Scientists are working to determine how much carbon a given tract of prairie can trap and hold. The quantity depends on the species of plants growing on that prairie and the structure of the soil. Organizations now exist to independently verify the estimates of trapped carbon are accurate so a potential buyer can be reasonably sure the tract of prairie is actually delivering.
The guarantee the tract of prairie and its carbon will remain intact depends on a legal concept known as the permanent conservation easement. When a landowner grants a permanent conservation easement, he restricts the use of his land in some way to benefit its wildlife or its scenic value. The restriction becomes part of the deed, traveling from one owner to the next, permanently constraining the use of the property.
The permanence of the arrangement is important from several points of view: Clearly the carbon trader who wants to buy sequestered carbon is more interested in a ton of carbon that has been permanently locked up than a ton that will eventually be released into the atmosphere. Conservation groups are likewise interested in setting aside habitat forever.
The value of a conservation easement is higher when it is permanent than if it is temporary. If the landowner donates an easement as permanent, he can often claim it as a tax deduction. However, if the easement is later violated, the value of the donation is significantly reduced. In that situation, the IRS might become interested in the difference between the claimed donation and the actual value of the easement.
Making Carbon Benefit Ducks
The D.U. team started by negotiating permanent conservation easements on more than 26,000 acres of native prairie in North and South Dakota. Soil scientists from North Dakota State University analyzed soils across these easements to determine the amount of organic carbon trapped below ground. Then, in an 82-page document, D.U. applied to Scientific Certification Systems, Inc., for verification of the amount of sequestered carbon and the effectiveness of the easements. The independent review found the projects met all 15 required standards, as well as eight optional standards. D.U. had a product to sell.
“We did sell 160,000 metric tons of our offsets to the EcoProducts Fund, which provides some proof that we indeed have a marketable commodity
,” Ringelman said.
Whether a strong market for carbon will develop is yet to be seen. The European Union’s cap-and-trade arrangement issued so many carbon credits at its start that demand was nearly overwhelmed by supply and the market price dropped to pennies. If the EU tightens its carbon caps over time, that might change, and if the United States adopts a cap-and-trade law, the price of a carbon offset could skyrocket. As it is, there is demand for carbon offsets from people who are looking for ways to balance their carbon emissions.
The idea of carbon trading still generates vigorous debate. Some observers believe the effort to develop a market for offsets is just a way for the wealthy to pass the burden of controlling emissions to poorer people and nations. But if a market emerges, D.U. is well positioned to use carbon in the interest of waterfowl production.

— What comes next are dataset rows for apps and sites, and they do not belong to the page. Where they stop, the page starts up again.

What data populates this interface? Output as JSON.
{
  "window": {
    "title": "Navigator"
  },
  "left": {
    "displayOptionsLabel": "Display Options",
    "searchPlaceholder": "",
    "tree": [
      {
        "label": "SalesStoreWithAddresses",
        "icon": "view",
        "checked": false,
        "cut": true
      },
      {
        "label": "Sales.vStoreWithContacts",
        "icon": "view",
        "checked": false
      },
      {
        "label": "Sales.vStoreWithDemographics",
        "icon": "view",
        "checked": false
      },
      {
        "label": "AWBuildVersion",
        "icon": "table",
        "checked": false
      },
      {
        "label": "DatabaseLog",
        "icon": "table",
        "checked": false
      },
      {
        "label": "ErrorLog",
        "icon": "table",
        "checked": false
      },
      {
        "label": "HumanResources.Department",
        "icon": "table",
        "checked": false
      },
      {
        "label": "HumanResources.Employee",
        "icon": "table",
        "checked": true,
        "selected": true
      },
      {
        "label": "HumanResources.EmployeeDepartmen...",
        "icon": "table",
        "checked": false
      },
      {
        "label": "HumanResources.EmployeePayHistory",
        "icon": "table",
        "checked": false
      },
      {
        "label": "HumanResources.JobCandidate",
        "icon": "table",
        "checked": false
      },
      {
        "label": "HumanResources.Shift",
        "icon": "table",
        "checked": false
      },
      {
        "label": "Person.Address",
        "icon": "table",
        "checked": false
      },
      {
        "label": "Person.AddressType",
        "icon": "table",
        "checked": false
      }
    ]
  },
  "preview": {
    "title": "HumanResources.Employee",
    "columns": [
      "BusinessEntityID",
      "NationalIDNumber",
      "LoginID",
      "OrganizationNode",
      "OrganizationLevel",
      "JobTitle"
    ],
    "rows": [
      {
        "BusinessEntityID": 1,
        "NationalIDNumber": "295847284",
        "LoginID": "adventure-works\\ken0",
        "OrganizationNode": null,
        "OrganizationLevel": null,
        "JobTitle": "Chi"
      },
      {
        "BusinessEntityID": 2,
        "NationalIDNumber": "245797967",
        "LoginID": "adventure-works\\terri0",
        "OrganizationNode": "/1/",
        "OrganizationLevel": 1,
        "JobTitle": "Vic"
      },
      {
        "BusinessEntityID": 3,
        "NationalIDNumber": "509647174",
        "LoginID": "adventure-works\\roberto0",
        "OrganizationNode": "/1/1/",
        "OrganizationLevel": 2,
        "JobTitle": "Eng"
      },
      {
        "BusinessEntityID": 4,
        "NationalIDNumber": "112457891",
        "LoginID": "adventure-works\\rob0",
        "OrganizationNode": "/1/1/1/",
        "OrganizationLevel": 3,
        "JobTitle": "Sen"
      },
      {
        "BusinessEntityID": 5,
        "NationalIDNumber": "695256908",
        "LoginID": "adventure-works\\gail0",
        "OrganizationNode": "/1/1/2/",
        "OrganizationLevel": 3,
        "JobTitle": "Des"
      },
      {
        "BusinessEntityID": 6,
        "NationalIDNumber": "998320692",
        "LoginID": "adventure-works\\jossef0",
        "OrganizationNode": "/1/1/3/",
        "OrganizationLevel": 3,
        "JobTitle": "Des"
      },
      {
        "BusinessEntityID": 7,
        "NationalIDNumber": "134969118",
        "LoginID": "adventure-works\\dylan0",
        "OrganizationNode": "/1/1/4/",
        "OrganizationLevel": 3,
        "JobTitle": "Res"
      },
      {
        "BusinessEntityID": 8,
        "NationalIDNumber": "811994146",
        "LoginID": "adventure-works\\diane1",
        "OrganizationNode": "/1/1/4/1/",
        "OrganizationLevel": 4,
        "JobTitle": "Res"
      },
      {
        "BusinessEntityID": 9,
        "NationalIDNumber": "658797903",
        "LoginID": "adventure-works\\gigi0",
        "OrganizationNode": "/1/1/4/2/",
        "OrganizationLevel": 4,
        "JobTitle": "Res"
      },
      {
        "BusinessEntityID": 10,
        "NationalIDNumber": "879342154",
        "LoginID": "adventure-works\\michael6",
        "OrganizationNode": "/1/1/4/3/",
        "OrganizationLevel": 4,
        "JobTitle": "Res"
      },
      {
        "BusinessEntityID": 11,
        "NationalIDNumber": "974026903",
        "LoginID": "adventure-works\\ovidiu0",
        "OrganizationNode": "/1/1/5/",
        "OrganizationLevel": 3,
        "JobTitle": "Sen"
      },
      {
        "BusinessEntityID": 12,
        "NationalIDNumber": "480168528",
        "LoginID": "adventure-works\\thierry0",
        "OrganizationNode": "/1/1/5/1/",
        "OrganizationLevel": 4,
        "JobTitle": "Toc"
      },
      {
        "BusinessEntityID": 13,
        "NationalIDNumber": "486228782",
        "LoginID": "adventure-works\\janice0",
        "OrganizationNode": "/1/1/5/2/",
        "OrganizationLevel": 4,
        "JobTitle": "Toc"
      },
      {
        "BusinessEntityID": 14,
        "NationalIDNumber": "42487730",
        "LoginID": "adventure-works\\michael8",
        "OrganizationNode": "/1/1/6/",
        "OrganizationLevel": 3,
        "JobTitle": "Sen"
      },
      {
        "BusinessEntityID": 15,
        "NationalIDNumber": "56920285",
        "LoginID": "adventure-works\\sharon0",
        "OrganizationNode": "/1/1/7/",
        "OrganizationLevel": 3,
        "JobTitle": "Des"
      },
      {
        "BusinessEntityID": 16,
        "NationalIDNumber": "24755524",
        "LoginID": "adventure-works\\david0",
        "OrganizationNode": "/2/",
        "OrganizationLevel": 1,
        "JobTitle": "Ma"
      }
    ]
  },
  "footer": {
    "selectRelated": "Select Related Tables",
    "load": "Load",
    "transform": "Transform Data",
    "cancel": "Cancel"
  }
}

With the threats facing the prairie pothole region, I’ll take any edge I can get.
Chris Madson is an avid waterfowler from Cheyenne, Wyo.